Thus began a downward spiral that cost Thomas jobs, homes, cars, a marriage, time with his son and all of his friends. It led to four felony drug convictions, the last of which came in Lexington. Prepared to spend a year in prison, Thomas was granted a reprieve by Fayette Circuit Judge Sheila Isaac, who sentenced him instead to rehab. It was his fourth try at recovery.

"She got me into rehab at a time when I couldn't talk my way out of it anymore," Thomas said.

After completing the rehab regimen in Ash Camp in eastern Kentucky, Thomas stayed sober for a year before returning there as a counselor and became director at the Boyle County Detention Center about seven months ago. He works for West Care, which operates rehab centers across the country, including the one at Ash Camp.

Jailer Barry Harmon said the Boyle jail began operating an SAP in March.

"We tried hiring our own individuals (to run the program), and that didn't work out too well," Harmon said.

West Care came in August last year and struggled until Thomas was brought in with a new staff, Harmon said. Now, the program is hitting its stride. It scored well on a Department of Corrections audit conducted in September and is awaiting certification, which will make it only the second accredited SAP in a county jail in the state, Harmon said.

Such standing will help the detention center maintain a steady flow of state inmates into the future as beds in treatment facilities are in short supply. The county receives $31.75 per state inmate per day, which goes toward covering the operating expenses at the jail. The state pays an additional $9 per inmate per day for SAP inmates, money that goes to West Care for its services.

The 40-bed SAP at the Boyle jail takes up an entire wing, with two dorms holding 20 inmates each, a meeting room and an office for Thomas, counselor Laura Shwarz and manager Jordan Robbins, who graduated from Ash Camp with Thomas as his counselor.

It is set up as a therapeutic community which adheres to the 12 steps of recovery and establishes a hierarchy of leadership roles within each dorm which are assigned by Thomas and the staff to individual inmates. There are seven cardinal rules, including no cussing, no violent behavior and no acting out sexually, that if violated lead to automatic dismissal from the program.

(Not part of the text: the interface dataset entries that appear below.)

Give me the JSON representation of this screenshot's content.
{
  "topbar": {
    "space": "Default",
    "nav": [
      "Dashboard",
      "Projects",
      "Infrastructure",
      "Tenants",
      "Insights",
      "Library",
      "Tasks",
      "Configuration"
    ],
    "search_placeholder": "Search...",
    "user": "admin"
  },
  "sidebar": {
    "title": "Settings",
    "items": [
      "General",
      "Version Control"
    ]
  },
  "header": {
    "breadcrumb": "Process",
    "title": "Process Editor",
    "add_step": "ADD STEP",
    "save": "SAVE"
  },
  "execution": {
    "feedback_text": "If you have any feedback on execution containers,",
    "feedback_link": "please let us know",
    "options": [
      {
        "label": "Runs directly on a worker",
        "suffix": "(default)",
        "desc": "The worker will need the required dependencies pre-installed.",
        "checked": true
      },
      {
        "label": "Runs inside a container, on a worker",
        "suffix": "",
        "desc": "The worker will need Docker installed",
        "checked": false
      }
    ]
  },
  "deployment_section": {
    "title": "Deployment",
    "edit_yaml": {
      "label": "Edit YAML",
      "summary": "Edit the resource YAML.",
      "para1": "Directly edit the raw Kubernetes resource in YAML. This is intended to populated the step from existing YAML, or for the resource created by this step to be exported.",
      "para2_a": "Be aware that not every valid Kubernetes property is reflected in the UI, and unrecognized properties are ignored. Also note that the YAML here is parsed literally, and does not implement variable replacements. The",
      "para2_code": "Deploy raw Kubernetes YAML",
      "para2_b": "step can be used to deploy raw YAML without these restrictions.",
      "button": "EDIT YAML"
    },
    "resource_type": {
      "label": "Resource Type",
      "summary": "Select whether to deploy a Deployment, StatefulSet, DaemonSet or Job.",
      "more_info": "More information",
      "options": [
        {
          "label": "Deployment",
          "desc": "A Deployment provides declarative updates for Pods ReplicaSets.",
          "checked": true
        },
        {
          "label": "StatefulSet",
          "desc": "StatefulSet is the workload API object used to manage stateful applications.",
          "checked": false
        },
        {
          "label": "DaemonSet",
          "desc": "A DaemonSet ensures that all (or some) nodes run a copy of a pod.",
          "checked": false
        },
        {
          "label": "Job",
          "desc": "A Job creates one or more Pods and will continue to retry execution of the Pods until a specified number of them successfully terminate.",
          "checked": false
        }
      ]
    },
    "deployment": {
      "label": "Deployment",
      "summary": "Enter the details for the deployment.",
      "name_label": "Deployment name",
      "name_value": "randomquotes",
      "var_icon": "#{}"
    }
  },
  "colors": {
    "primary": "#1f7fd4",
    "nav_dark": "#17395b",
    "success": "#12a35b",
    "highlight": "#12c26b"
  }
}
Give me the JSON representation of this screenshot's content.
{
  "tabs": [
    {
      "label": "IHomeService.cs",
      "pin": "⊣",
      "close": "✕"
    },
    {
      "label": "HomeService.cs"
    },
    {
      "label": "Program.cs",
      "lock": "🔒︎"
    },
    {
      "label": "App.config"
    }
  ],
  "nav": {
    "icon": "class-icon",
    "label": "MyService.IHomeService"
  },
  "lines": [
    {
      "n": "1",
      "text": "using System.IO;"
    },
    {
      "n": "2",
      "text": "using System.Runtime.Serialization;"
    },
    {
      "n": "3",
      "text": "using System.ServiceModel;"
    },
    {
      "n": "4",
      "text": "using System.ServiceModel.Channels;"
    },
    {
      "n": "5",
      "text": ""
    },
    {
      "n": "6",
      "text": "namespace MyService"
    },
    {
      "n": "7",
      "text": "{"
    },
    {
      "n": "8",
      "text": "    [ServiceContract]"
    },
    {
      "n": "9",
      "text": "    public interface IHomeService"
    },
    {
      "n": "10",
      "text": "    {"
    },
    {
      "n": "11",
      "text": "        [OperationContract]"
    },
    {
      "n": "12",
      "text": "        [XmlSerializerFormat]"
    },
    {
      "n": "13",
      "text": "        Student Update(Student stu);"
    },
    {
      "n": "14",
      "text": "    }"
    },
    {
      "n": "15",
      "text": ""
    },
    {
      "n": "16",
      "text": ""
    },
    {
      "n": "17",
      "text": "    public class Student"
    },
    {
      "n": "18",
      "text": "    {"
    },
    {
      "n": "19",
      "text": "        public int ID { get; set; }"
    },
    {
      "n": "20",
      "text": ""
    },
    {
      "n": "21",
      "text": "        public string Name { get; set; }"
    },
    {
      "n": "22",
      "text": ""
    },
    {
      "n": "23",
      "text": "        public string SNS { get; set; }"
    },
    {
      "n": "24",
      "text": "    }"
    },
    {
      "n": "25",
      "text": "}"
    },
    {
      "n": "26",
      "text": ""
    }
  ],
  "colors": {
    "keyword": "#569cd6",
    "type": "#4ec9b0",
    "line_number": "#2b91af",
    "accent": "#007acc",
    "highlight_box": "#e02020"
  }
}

Thomas said it's important to remove the "jailhouse mentality" from participants to teach them accountability and respect for themselves and others rather than lying, bragging and generally acting in a self-serving manner. Oftentimes, that involves moving inmates out of their comfort zones.

"If they're talking all the time, we make them shut up. If they're shy and don't participate, we make them get involved," Thomas explained.

Inmates are called upon to police each other's behavior and solve disagreements among themselves. As they earn their way up the ranks within their community, they teach classroom lessons or preside over group meetings.

"They've got their own government. They take responsibility for everything. They punish each other. They're responsible for the bulk of their own treatment," Thomas said.

All addicts, himself included, look at themselves as repeated failures and lose all hope, Thomas said. Earning respect from the staff and fellow participants and working up to leadership roles within the community help to repair that damage and are essential parts of recovery, he said.

"They've got to experience some successes in the six months they are here, they've got to have some achievements, "he said.

Northington, the inmate who is graduating this week, worked his way up to community coordinator, the second highest position in the program. His eyes shine with pride as he shows off the resume and cover letter he's prepared for his re-entry. But it's a piece of green paper with "William" written on top that he seems to hold most dear.

Written on it in the various hands of his fellow SAP participants are phrases like "good teacher," "a positive influence," "open-minded," "speaks well" and "dedicated."

No one would have written those things about him a year ago, he said.

"They would have said 'aggressive, hard-headed, disrespectful, selfish, self-centered bully,' Northington said. "I used to be known for the wrong I'd do. Now I'm known for the wrong I won't do."

Published: Tue, Oct 11, 2011